Finally, I’m coming up to the end of writing my fourth book My Bloody Revenge! and I really want to edit it right away. The only problem is I already know I do a much better job editing if I wait for a while first. In fact, the longer I wait the better I seem to do editing my own writing. A great example of that is my book It’s a stony road through Hell, I actually wrote the book years ago. I didn’t rediscover my old story until recently, and then a few months ago I edited it and published it. And hands down, it’s the best edit job I’ve ever done on my own writing.

img_0235When I compare my earlier books (that I didn’t wait to edit) to “ISRTH”, the difference is so obvious.

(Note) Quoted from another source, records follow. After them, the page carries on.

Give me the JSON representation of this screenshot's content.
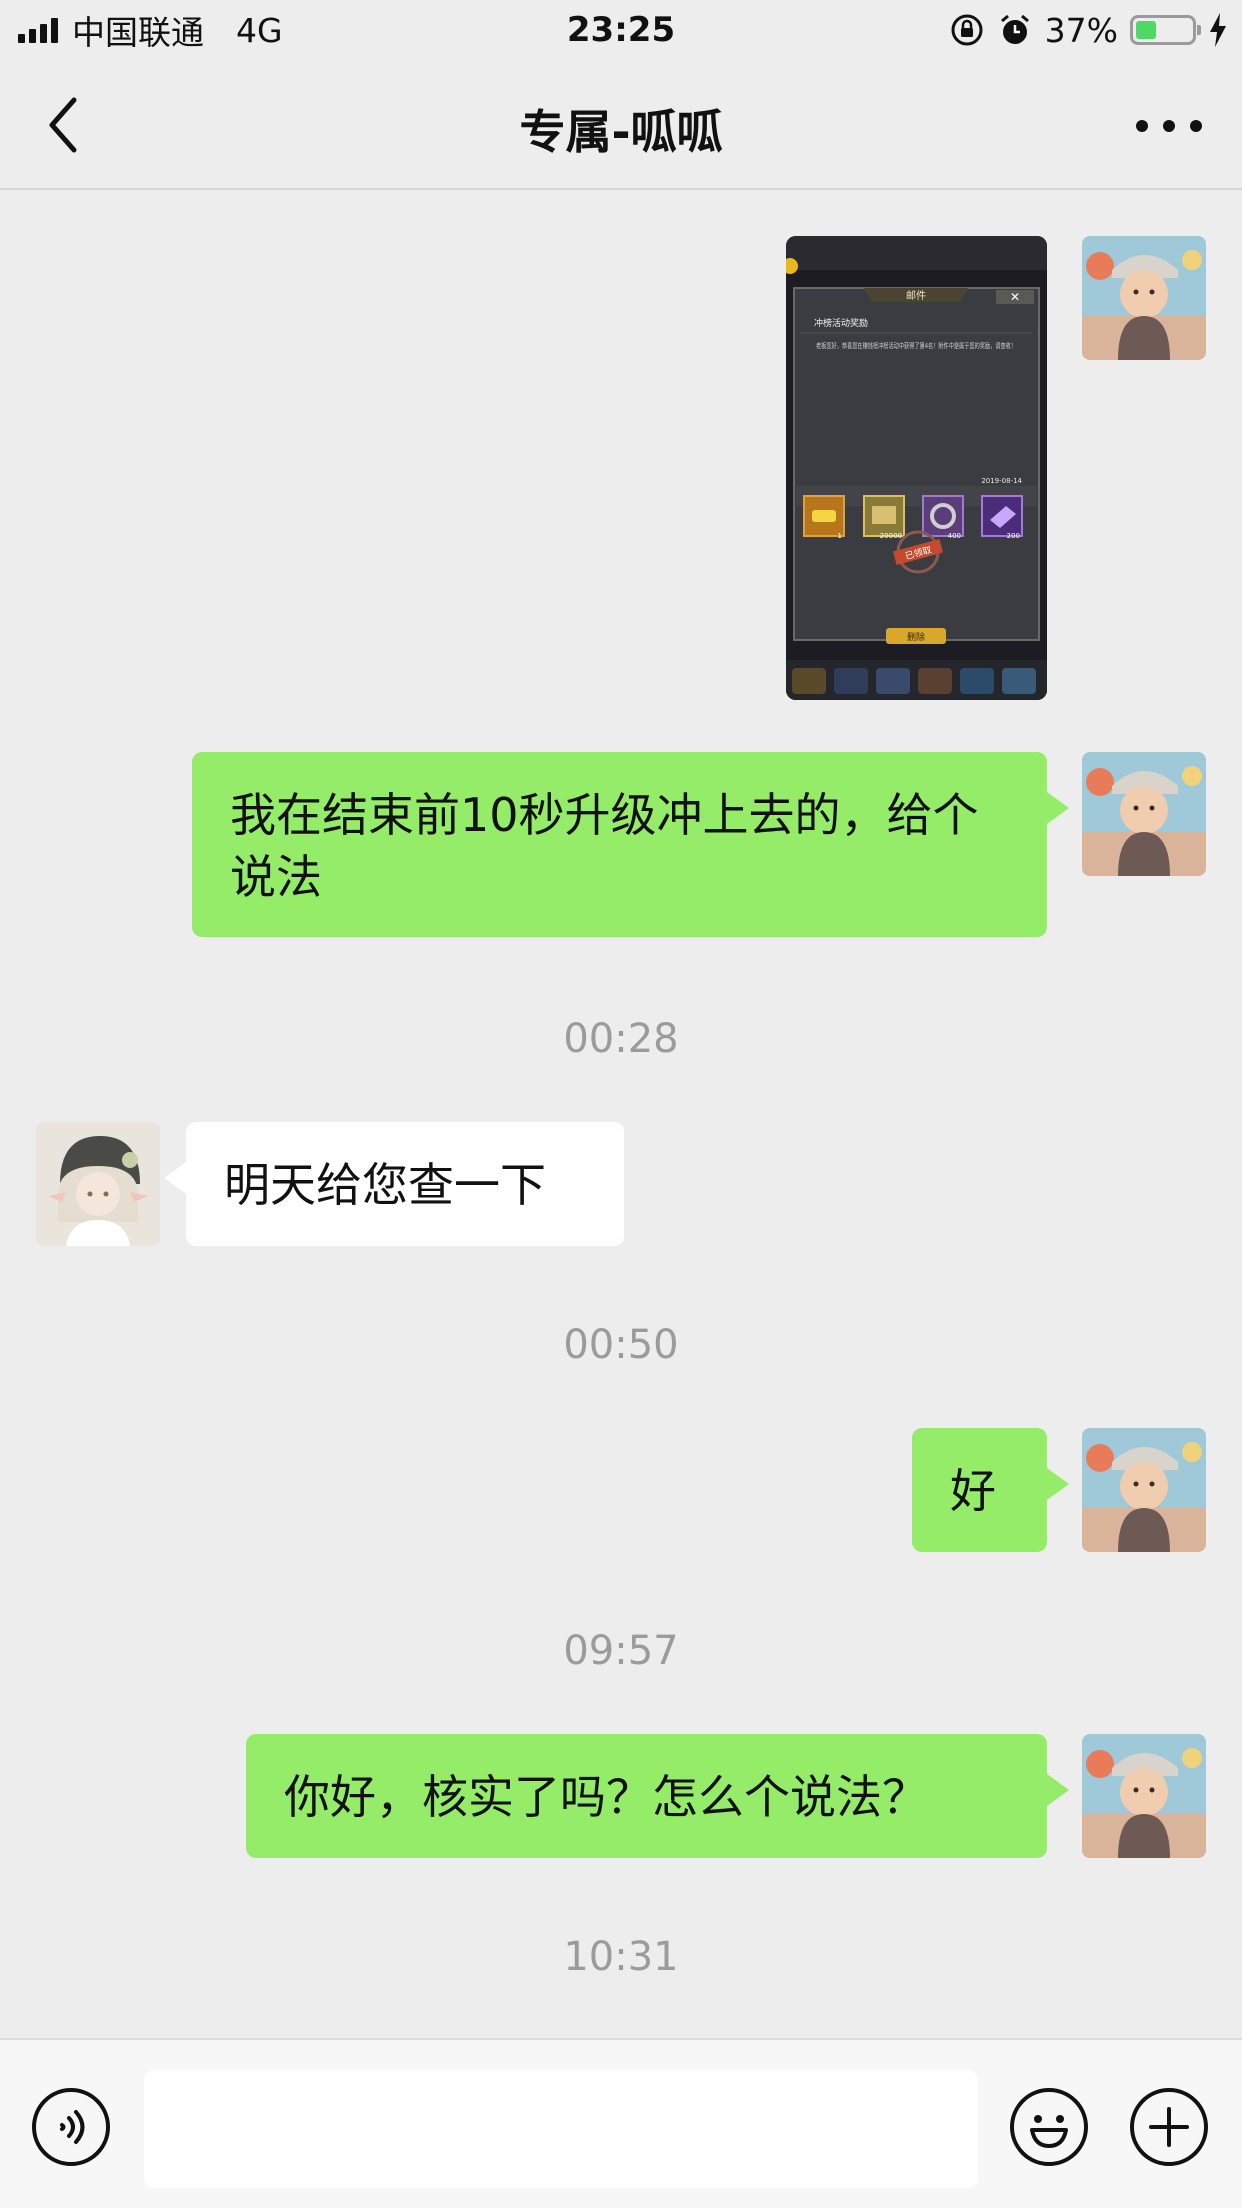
{
  "status_bar": {
    "carrier": "中国联通",
    "network": "4G",
    "time": "23:25",
    "battery": "37%",
    "battery_level": 0.37
  },
  "nav": {
    "title": "专属-呱呱",
    "back_icon": "chevron-left-icon",
    "more_icon": "more-dots-icon"
  },
  "screenshot_content": {
    "header": "邮件",
    "subject": "冲榜活动奖励",
    "body": "老板您好，恭喜您在赚钱榜冲榜活动中获得了第4名！附件中是属于您的奖励，请查收！",
    "date": "2019-08-14",
    "items": [
      "1",
      "20000",
      "400",
      "200"
    ],
    "stamp": "已领取",
    "button": "删除"
  },
  "messages": {
    "m1_text": "我在结束前10秒升级冲上去的，给个说法",
    "ts1": "00:28",
    "m2_text": "明天给您查一下",
    "ts2": "00:50",
    "m3_text": "好",
    "ts3": "09:57",
    "m4_text": "你好，核实了吗？怎么个说法？",
    "ts4": "10:31"
  },
  "input_bar": {
    "voice_icon": "voice-icon",
    "input_value": "",
    "emoji_icon": "emoji-icon",
    "plus_icon": "plus-icon"
  },
  "colors": {
    "background": "#ededed",
    "my_bubble": "#95ec69",
    "other_bubble": "#ffffff",
    "timestamp": "#9b9b9b"
  }
}
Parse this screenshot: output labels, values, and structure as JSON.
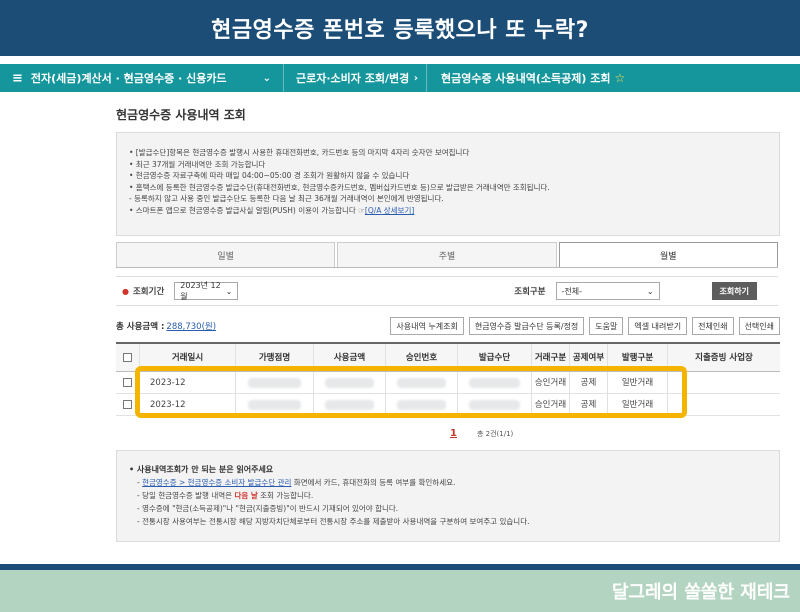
{
  "banner": {
    "title": "현금영수증 폰번호 등록했으나 또 누락?"
  },
  "nav": {
    "menu_label": "전자(세금)계산서 · 현금영수증 · 신용카드",
    "crumb2": "근로자·소비자 조회/변경",
    "crumb3": "현금영수증 사용내역(소득공제) 조회"
  },
  "page_title": "현금영수증 사용내역 조회",
  "info": [
    "• [발급수단]항목은 현금영수증 발행시 사용한 휴대전화번호, 카드번호 등의 마지막 4자리 숫자만 보여집니다",
    "• 최근 37개월 거래내역만 조회 가능합니다",
    "• 현금영수증 자료구축에 따라 매일 04:00~05:00 경 조회가 원활하지 않을 수 있습니다",
    "• 홈택스에 등록한 현금영수증 발급수단(휴대전화번호, 현금영수증카드번호, 멤버십카드번호 등)으로 발급받은 거래내역만 조회됩니다.",
    "  - 등록하지 않고 사용 중인 발급수단도 등록한 다음 날 최근 36개월 거래내역이 본인에게 반영됩니다.",
    "• 스마트폰 앱으로 현금영수증 발급사실 알림(PUSH) 이용이 가능합니다 ☞"
  ],
  "info_link": "[Q/A 상세보기]",
  "tabs": [
    {
      "label": "일별"
    },
    {
      "label": "주별"
    },
    {
      "label": "월별"
    }
  ],
  "search": {
    "period_label": "조회기간",
    "month_value": "2023년 12월",
    "type_label": "조회구분",
    "type_value": "-전체-",
    "search_button": "조회하기"
  },
  "toolbar": {
    "total_label": "총 사용금액 :",
    "total_amount": "288,730(원)",
    "buttons": [
      "사용내역 누계조회",
      "현금영수증 발급수단 등록/정정",
      "도움말",
      "엑셀 내려받기",
      "전체인쇄",
      "선택인쇄"
    ]
  },
  "table": {
    "headers": [
      "거래일시",
      "가맹점명",
      "사용금액",
      "승인번호",
      "발급수단",
      "거래구분",
      "공제여부",
      "발행구분",
      "지출증빙 사업장"
    ],
    "rows": [
      {
        "date": "2023-12",
        "kind": "승인거래",
        "deduct": "공제",
        "issue": "일반거래"
      },
      {
        "date": "2023-12",
        "kind": "승인거래",
        "deduct": "공제",
        "issue": "일반거래"
      }
    ]
  },
  "pager": {
    "page": "1",
    "total": "총 2건(1/1)"
  },
  "notice": {
    "title": "• 사용내역조회가 안 되는 분은 읽어주세요",
    "line1_link": "현금영수증 > 현금영수증 소비자 발급수단 관리",
    "line1_rest": " 화면에서 카드, 휴대전화의 등록 여부를 확인하세요.",
    "line2_pre": "- 당일 현금영수증 발행 내역은 ",
    "line2_red": "다음 날",
    "line2_post": " 조회 가능합니다.",
    "line3": "- 영수증에 \"현금(소득공제)\"나 \"현금(지출증빙)\"이 반드시 기재되어 있어야 합니다.",
    "line4": "- 전통시장 사용여부는 전통시장 해당 지방자치단체로부터 전통시장 주소를 제출받아 사용내역을 구분하여 보여주고 있습니다."
  },
  "watermark": "달그레의 쏠쏠한 재테크",
  "colors": {
    "banner": "#1b4d77",
    "nav": "#15969c",
    "highlight": "#f5b400",
    "footer": "#b3d4c0"
  }
}
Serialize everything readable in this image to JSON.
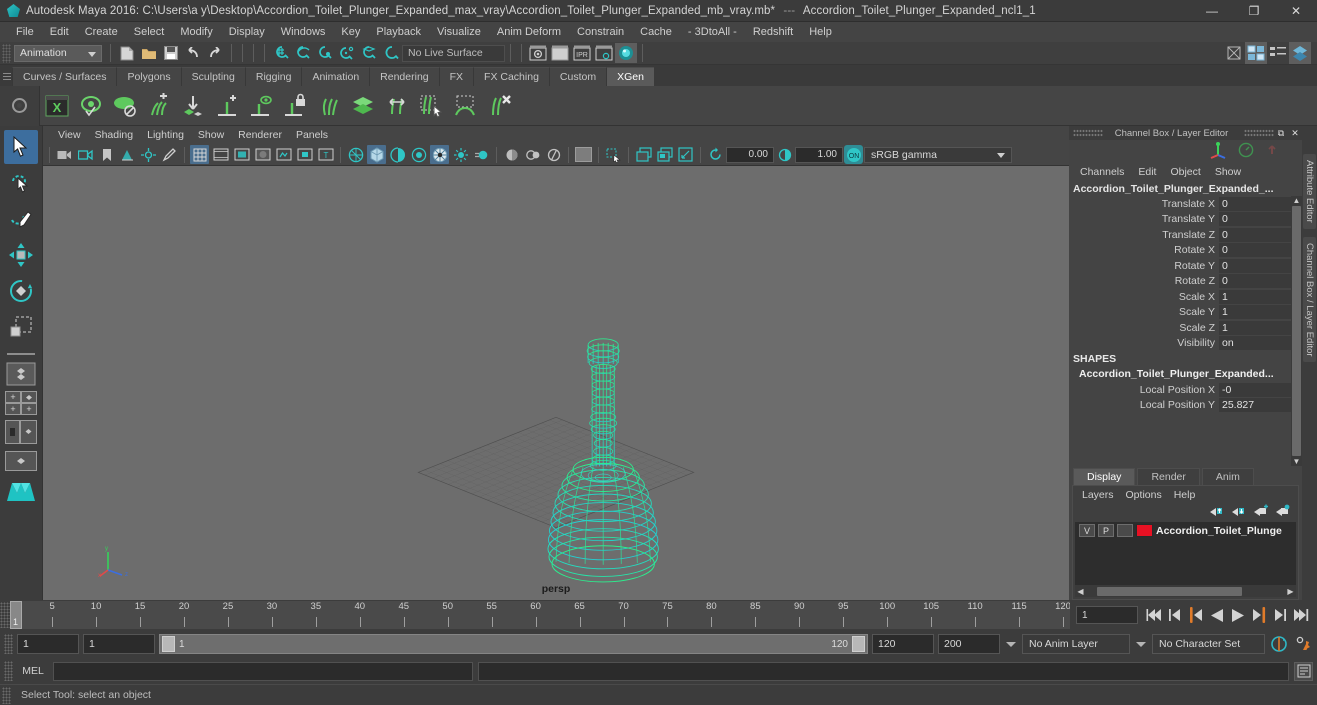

After editing It’s a stony road through Hell, the plot was really clear, the main character had personality without being over the top, and the imagery supported the emotional environment of the main character really well. When I was done editing ISRTH, I read through my manuscript and thought, “Yep, that’s the story I wanted to tell.”

My earlier books were edited pretty good, but It’s a stony road through Hell was edited so much better.

I know that my work really shines when I give it time to age and polish it, but waiting is so hard! I want to see my books published right now. I want to share my stories while I’m still excited about them.

Does anyone have a tip or suggestion on how to not edit your book when your fingers are justa itchin’ for some editin’? If you do, please leave them in the comments area below!